The College of Communication and Information (CCI) held its annual Experience Diversity Banquet on April 9, at the Bearden Banquet Hall in Knoxville, and presented two Diversity Awards.
Keynote speaker and recipient of the 2010 College of Communication and Information Diversity Award was Phyllis Y. Nichols, president and CEO of the Knoxville Area Urban League.
Nichols has been involved in the Knoxville Area Urban League since 1994, and has led the organization since 2000. She serves on numerous local boards including Child and Family Tennessee, Leadership Knoxville and the Knoxville Chamber.
“Phyllis Nichols has fought the good fight for civility and human rights,” said Alice R. Bowling Wirth, a lecturer in the School of Communication Studies and director of the Diversity Student Leaders Society (DSLS). “She has made a significant difference in Knoxville by opening doors for so many, helping them get back their dignity and improving their lives. She’s been a trailblazer and we were thrilled to have her as our keynote speaker and present her with the 2010 CCI Diversity Award.”
Download her keynote speech – Experience Diversity Banquet Speech.

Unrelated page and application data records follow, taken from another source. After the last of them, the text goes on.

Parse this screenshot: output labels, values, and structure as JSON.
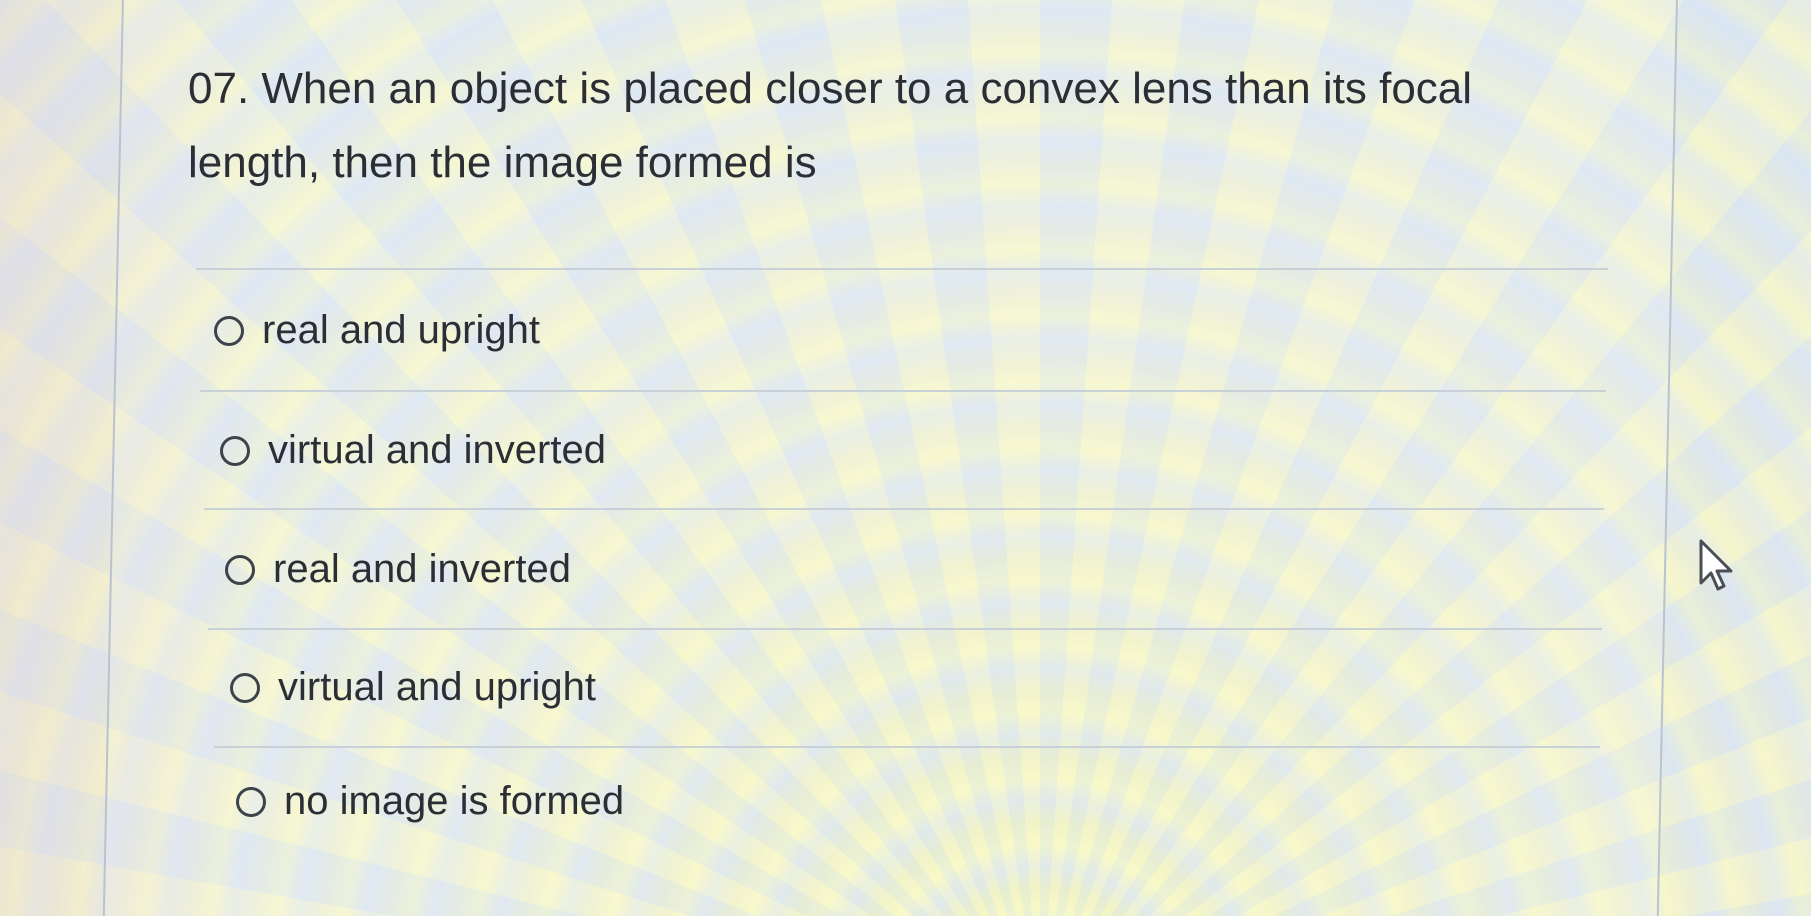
{
  "question": {
    "text": "07. When an object is placed closer to a convex lens than its focal length, then the image formed is"
  },
  "options": [
    {
      "label": "real and upright",
      "selected": false
    },
    {
      "label": "virtual and inverted",
      "selected": false
    },
    {
      "label": "real and inverted",
      "selected": false
    },
    {
      "label": "virtual and upright",
      "selected": false
    },
    {
      "label": "no image is formed",
      "selected": false
    }
  ],
  "icons": {
    "radio": "radio-button-icon",
    "cursor": "mouse-pointer-icon"
  },
  "colors": {
    "text": "#2b2f35",
    "separator": "#c9d1d8",
    "card_border": "#b9c2cf"
  }
}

The 2009 recipient of the CCI Diversity Award, Theotis Robinson Jr., also attended the banquet to officially receive his award since he was unable to attend last year’s banquet. He is UT’s vice president for equity and diversity.

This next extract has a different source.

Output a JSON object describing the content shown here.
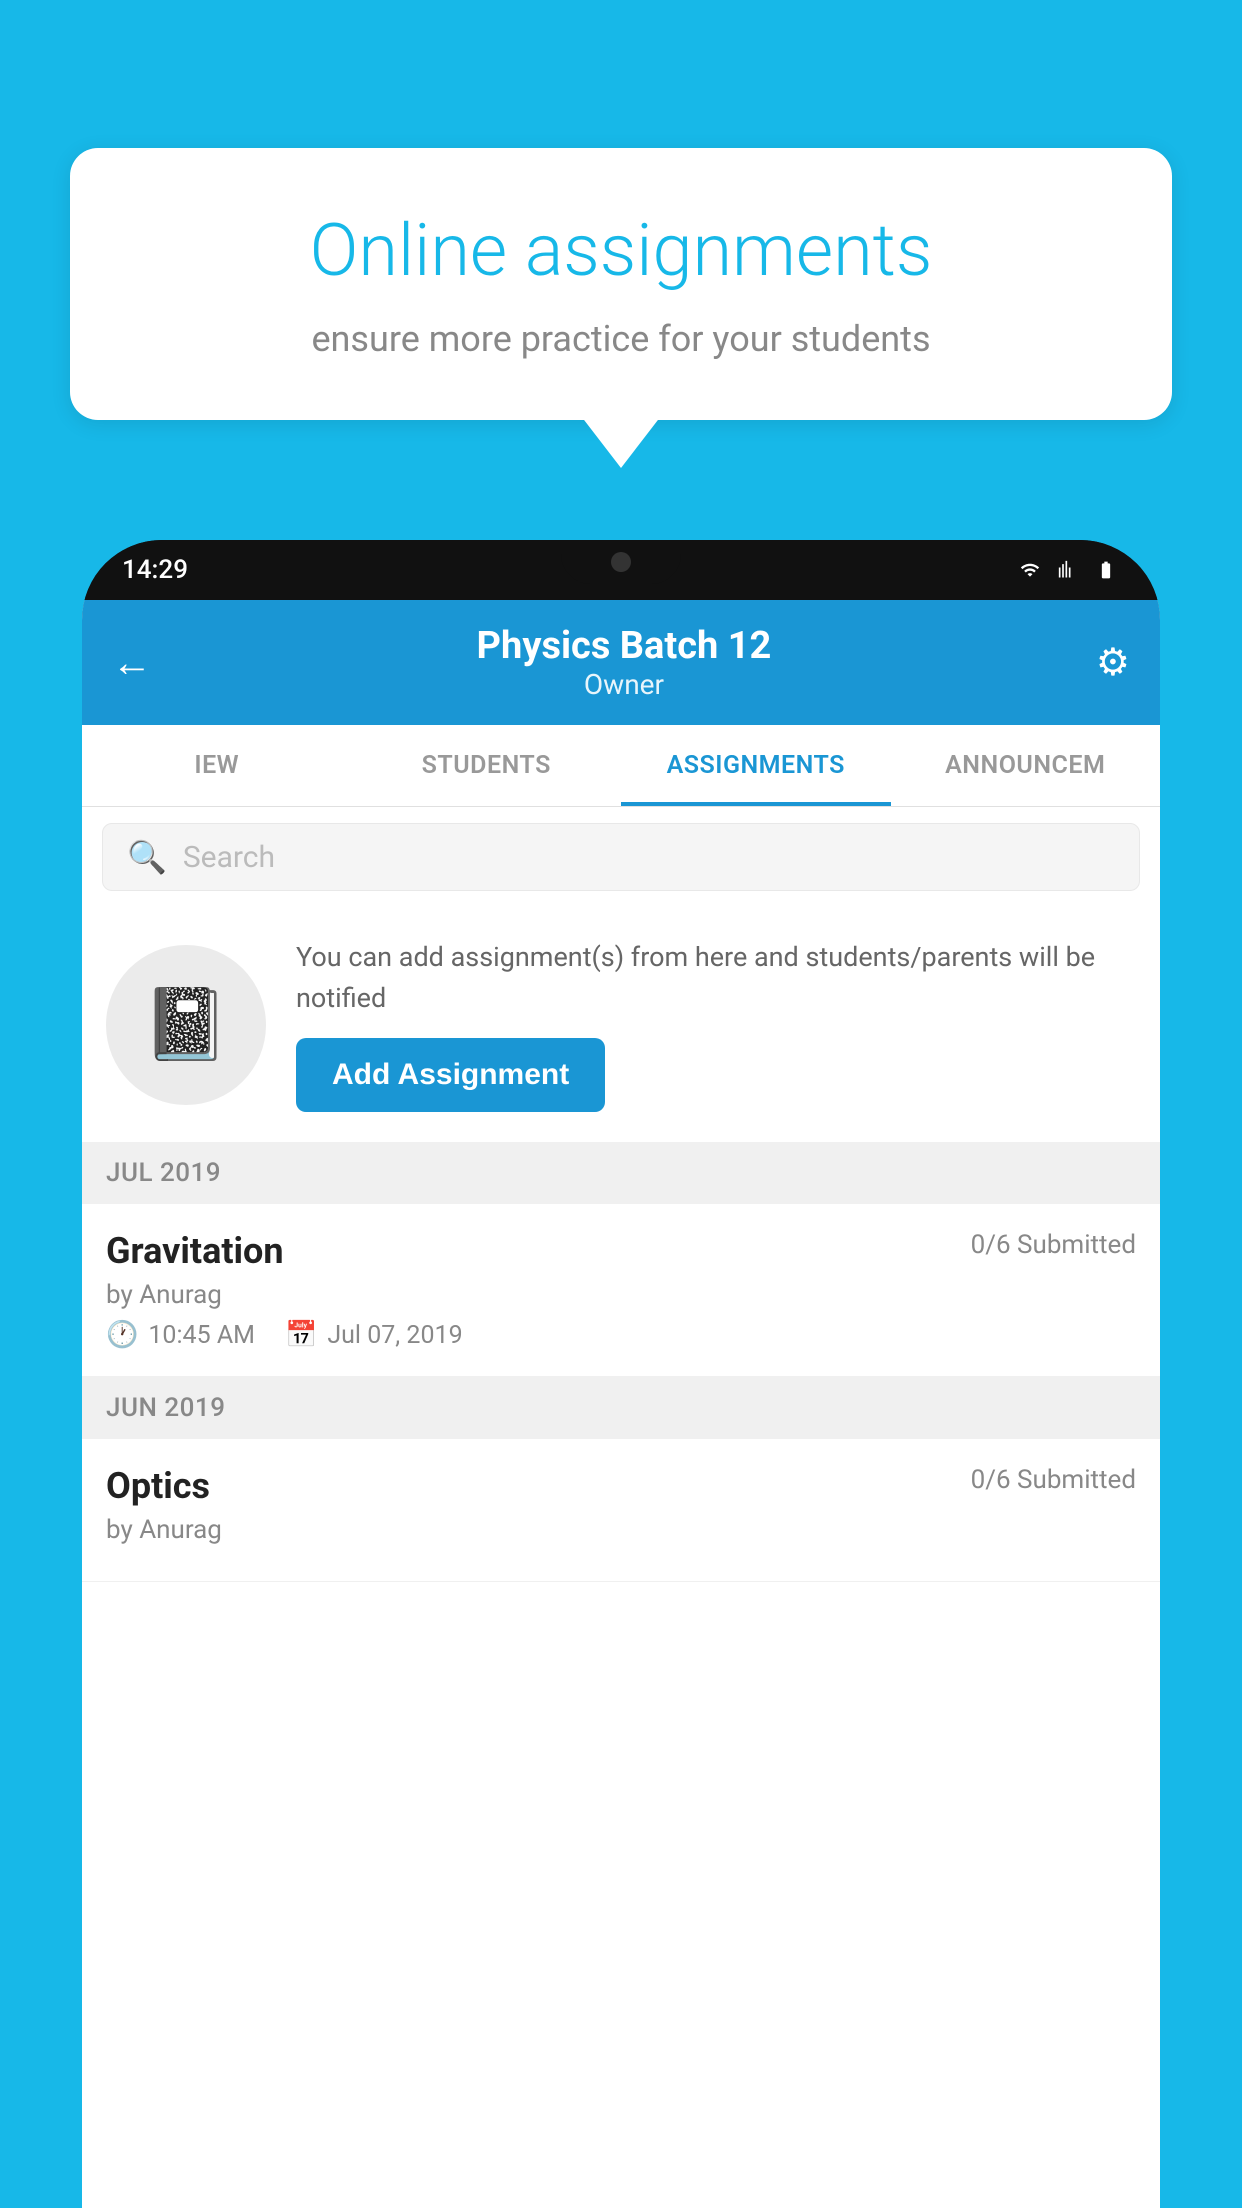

Robinson was vice president of economic development for the 1982 Knoxville World’s Fair. He served on Knoxville City Council from 1970-77—the first African American elected to that office in more than a half century.

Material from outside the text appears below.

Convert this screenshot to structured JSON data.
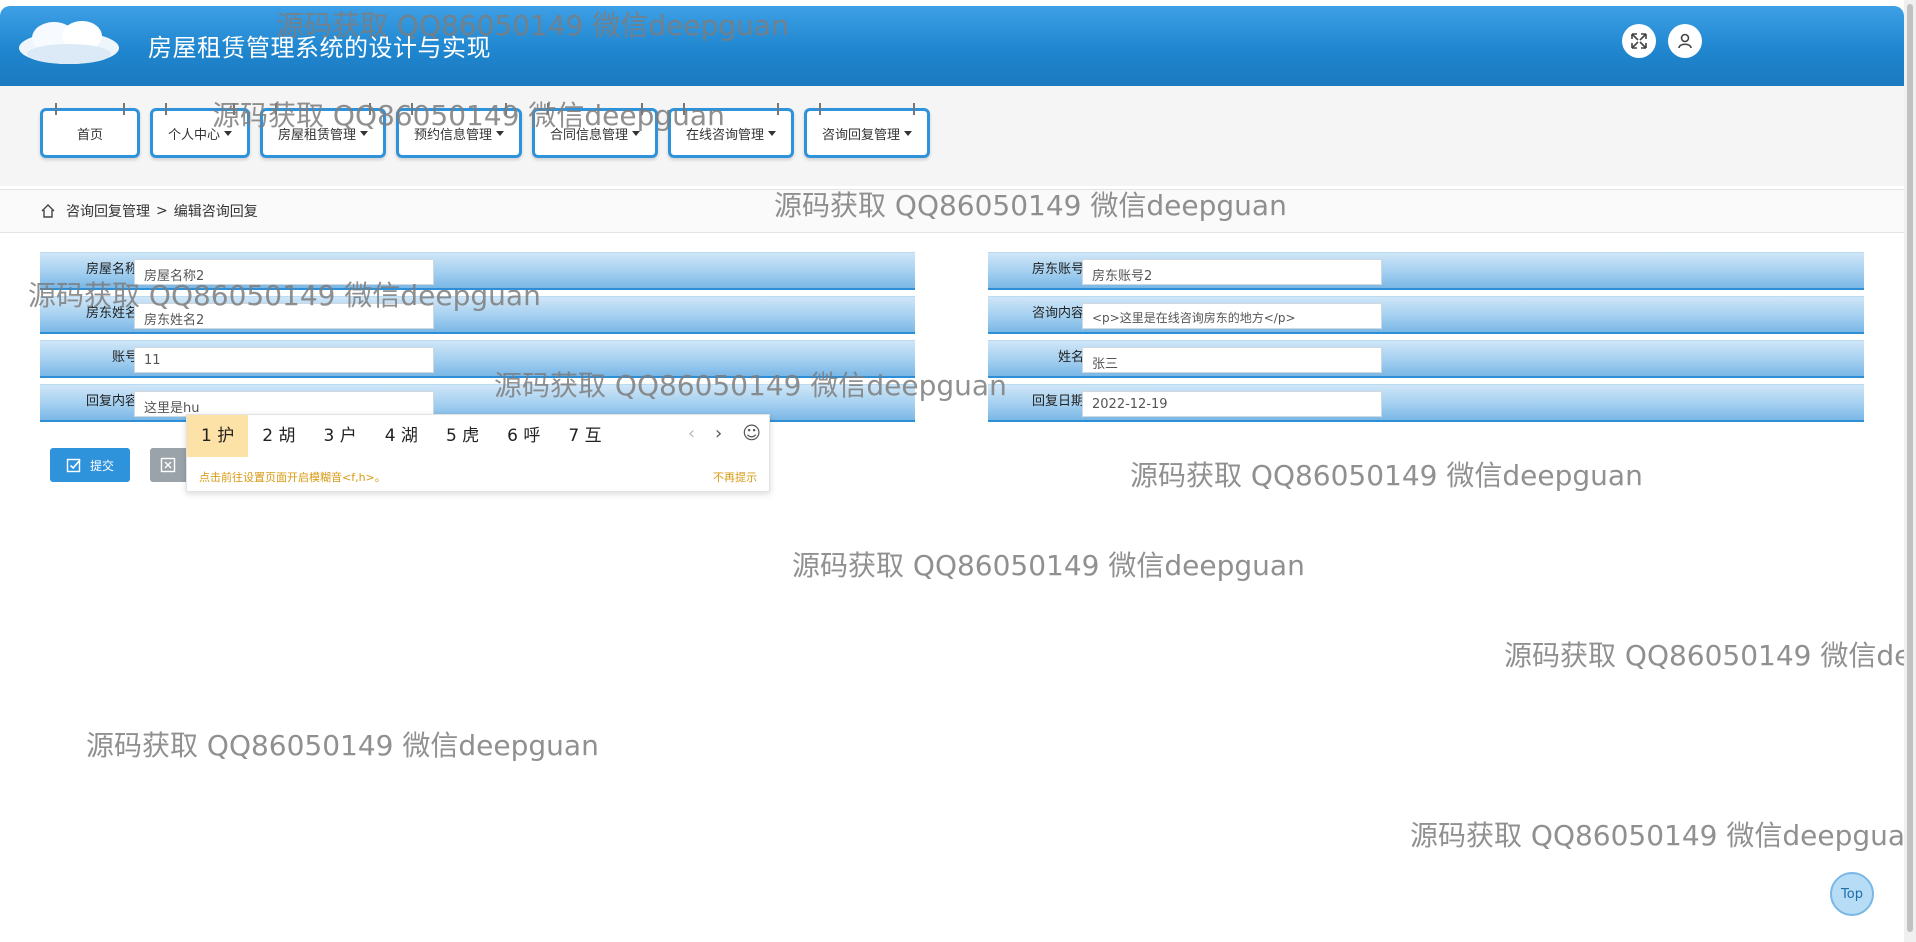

Robinson was among the first three black students who enrolled in UT undergraduate courses in 1961. He is a member of the UT Commission for Blacks and a former political opinion columnist whose columns were published in the Knoxville News Sentinel.
He was a charter inductee into the University of Tennessee African American Hall of Fame in 1994. Knoxville’s Metro Pulse newspaper named him one of the 100 most influential Knoxvillians of the 20th century.
The banquet provided an inspirational diversity experience for all attendees. In addition to the keynote speech, the program included creative diversity presentations, music and dancing. The banquet is DSLS’s major fundraiser for the year. “Our main objectives are to open doors for students by giving them the opportunity to network with professionals, to explore career options and to provide a variety of support programs to help diverse students stay in college,” Wirth said. The society is also raising funds to begin a scholarship program to encourage students to attend graduate school.
Visit CCI’s facebook page for more photos from the banquet.